■ **What you will do**: Each entry needs to be reproduced verbatim.

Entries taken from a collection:
+ + + + +

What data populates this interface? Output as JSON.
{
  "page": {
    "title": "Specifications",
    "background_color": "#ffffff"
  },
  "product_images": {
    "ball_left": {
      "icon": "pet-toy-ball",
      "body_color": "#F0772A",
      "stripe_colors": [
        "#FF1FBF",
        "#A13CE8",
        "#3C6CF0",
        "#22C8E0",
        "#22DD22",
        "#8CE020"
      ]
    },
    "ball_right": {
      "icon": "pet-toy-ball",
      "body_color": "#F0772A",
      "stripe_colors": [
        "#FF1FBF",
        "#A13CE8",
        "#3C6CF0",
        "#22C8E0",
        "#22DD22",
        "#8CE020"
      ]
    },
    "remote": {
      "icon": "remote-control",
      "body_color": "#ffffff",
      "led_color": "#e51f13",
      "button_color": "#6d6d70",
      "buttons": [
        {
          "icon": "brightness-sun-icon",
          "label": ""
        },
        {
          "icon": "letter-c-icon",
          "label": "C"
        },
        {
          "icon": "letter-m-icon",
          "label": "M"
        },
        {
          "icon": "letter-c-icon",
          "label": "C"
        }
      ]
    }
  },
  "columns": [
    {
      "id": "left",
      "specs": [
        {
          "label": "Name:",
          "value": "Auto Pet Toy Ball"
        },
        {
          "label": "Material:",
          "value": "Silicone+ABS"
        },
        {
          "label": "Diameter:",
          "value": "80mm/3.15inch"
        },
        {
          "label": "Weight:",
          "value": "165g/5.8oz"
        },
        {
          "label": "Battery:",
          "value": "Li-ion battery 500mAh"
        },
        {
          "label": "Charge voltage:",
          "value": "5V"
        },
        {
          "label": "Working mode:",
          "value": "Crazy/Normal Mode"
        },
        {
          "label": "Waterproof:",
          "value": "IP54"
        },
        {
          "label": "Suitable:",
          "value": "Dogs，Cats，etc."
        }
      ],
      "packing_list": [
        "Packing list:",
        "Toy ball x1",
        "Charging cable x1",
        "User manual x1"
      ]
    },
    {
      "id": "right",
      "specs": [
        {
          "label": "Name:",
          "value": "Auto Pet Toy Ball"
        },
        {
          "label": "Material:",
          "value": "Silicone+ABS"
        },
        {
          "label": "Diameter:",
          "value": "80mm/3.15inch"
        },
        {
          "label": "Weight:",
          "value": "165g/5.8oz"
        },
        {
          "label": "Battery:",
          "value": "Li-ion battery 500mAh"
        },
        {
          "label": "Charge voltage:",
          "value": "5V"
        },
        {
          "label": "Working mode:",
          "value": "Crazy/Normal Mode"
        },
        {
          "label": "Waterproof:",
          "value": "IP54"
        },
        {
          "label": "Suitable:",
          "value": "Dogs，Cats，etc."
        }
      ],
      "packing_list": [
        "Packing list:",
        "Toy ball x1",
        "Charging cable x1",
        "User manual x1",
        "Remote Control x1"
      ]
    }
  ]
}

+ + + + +

■ **Written response**:
What data populates this interface? Output as JSON.
{
  "page": {
    "title": "Specifications",
    "background_color": "#ffffff"
  },
  "product_images": {
    "ball_left": {
      "icon": "pet-toy-ball",
      "body_color": "#F0772A",
      "stripe_colors": [
        "#FF1FBF",
        "#A13CE8",
        "#3C6CF0",
        "#22C8E0",
        "#22DD22",
        "#8CE020"
      ]
    },
    "ball_right": {
      "icon": "pet-toy-ball",
      "body_color": "#F0772A",
      "stripe_colors": [
        "#FF1FBF",
        "#A13CE8",
        "#3C6CF0",
        "#22C8E0",
        "#22DD22",
        "#8CE020"
      ]
    },
    "remote": {
      "icon": "remote-control",
      "body_color": "#ffffff",
      "led_color": "#e51f13",
      "button_color": "#6d6d70",
      "buttons": [
        {
          "icon": "brightness-sun-icon",
          "label": ""
        },
        {
          "icon": "letter-c-icon",
          "label": "C"
        },
        {
          "icon": "letter-m-icon",
          "label": "M"
        },
        {
          "icon": "letter-c-icon",
          "label": "C"
        }
      ]
    }
  },
  "columns": [
    {
      "id": "left",
      "specs": [
        {
          "label": "Name:",
          "value": "Auto Pet Toy Ball"
        },
        {
          "label": "Material:",
          "value": "Silicone+ABS"
        },
        {
          "label": "Diameter:",
          "value": "80mm/3.15inch"
        },
        {
          "label": "Weight:",
          "value": "165g/5.8oz"
        },
        {
          "label": "Battery:",
          "value": "Li-ion battery 500mAh"
        },
        {
          "label": "Charge voltage:",
          "value": "5V"
        },
        {
          "label": "Working mode:",
          "value": "Crazy/Normal Mode"
        },
        {
          "label": "Waterproof:",
          "value": "IP54"
        },
        {
          "label": "Suitable:",
          "value": "Dogs，Cats，etc."
        }
      ],
      "packing_list": [
        "Packing list:",
        "Toy ball x1",
        "Charging cable x1",
        "User manual x1"
      ]
    },
    {
      "id": "right",
      "specs": [
        {
          "label": "Name:",
          "value": "Auto Pet Toy Ball"
        },
        {
          "label": "Material:",
          "value": "Silicone+ABS"
        },
        {
          "label": "Diameter:",
          "value": "80mm/3.15inch"
        },
        {
          "label": "Weight:",
          "value": "165g/5.8oz"
        },
        {
          "label": "Battery:",
          "value": "Li-ion battery 500mAh"
        },
        {
          "label": "Charge voltage:",
          "value": "5V"
        },
        {
          "label": "Working mode:",
          "value": "Crazy/Normal Mode"
        },
        {
          "label": "Waterproof:",
          "value": "IP54"
        },
        {
          "label": "Suitable:",
          "value": "Dogs，Cats，etc."
        }
      ],
      "packing_list": [
        "Packing list:",
        "Toy ball x1",
        "Charging cable x1",
        "User manual x1",
        "Remote Control x1"
      ]
    }
  ]
}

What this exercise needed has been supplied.